Given data –
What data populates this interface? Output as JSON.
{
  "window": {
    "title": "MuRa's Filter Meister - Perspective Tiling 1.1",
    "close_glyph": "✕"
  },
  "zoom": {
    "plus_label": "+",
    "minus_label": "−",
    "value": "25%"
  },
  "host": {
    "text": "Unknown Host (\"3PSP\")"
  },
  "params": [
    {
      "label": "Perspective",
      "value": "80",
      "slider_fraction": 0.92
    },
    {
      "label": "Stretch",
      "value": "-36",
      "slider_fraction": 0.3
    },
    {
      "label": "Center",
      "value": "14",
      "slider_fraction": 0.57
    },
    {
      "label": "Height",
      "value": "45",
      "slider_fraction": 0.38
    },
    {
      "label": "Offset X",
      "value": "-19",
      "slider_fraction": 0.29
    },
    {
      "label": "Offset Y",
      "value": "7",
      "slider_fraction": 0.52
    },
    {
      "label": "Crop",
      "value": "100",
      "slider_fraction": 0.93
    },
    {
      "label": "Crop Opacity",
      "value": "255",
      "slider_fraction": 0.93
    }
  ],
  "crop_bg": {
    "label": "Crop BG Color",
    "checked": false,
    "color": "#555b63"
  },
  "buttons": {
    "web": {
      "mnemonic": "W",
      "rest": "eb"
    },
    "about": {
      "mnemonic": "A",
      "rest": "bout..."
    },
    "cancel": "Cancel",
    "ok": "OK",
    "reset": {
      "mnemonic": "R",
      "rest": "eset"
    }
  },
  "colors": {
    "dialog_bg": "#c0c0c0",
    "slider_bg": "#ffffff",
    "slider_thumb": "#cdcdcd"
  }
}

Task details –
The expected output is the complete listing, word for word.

Response area –
What data populates this interface? Output as JSON.
{
  "window": {
    "title": "MuRa's Filter Meister - Perspective Tiling 1.1",
    "close_glyph": "✕"
  },
  "zoom": {
    "plus_label": "+",
    "minus_label": "−",
    "value": "25%"
  },
  "host": {
    "text": "Unknown Host (\"3PSP\")"
  },
  "params": [
    {
      "label": "Perspective",
      "value": "80",
      "slider_fraction": 0.92
    },
    {
      "label": "Stretch",
      "value": "-36",
      "slider_fraction": 0.3
    },
    {
      "label": "Center",
      "value": "14",
      "slider_fraction": 0.57
    },
    {
      "label": "Height",
      "value": "45",
      "slider_fraction": 0.38
    },
    {
      "label": "Offset X",
      "value": "-19",
      "slider_fraction": 0.29
    },
    {
      "label": "Offset Y",
      "value": "7",
      "slider_fraction": 0.52
    },
    {
      "label": "Crop",
      "value": "100",
      "slider_fraction": 0.93
    },
    {
      "label": "Crop Opacity",
      "value": "255",
      "slider_fraction": 0.93
    }
  ],
  "crop_bg": {
    "label": "Crop BG Color",
    "checked": false,
    "color": "#555b63"
  },
  "buttons": {
    "web": {
      "mnemonic": "W",
      "rest": "eb"
    },
    "about": {
      "mnemonic": "A",
      "rest": "bout..."
    },
    "cancel": "Cancel",
    "ok": "OK",
    "reset": {
      "mnemonic": "R",
      "rest": "eset"
    }
  },
  "colors": {
    "dialog_bg": "#c0c0c0",
    "slider_bg": "#ffffff",
    "slider_thumb": "#cdcdcd"
  }
}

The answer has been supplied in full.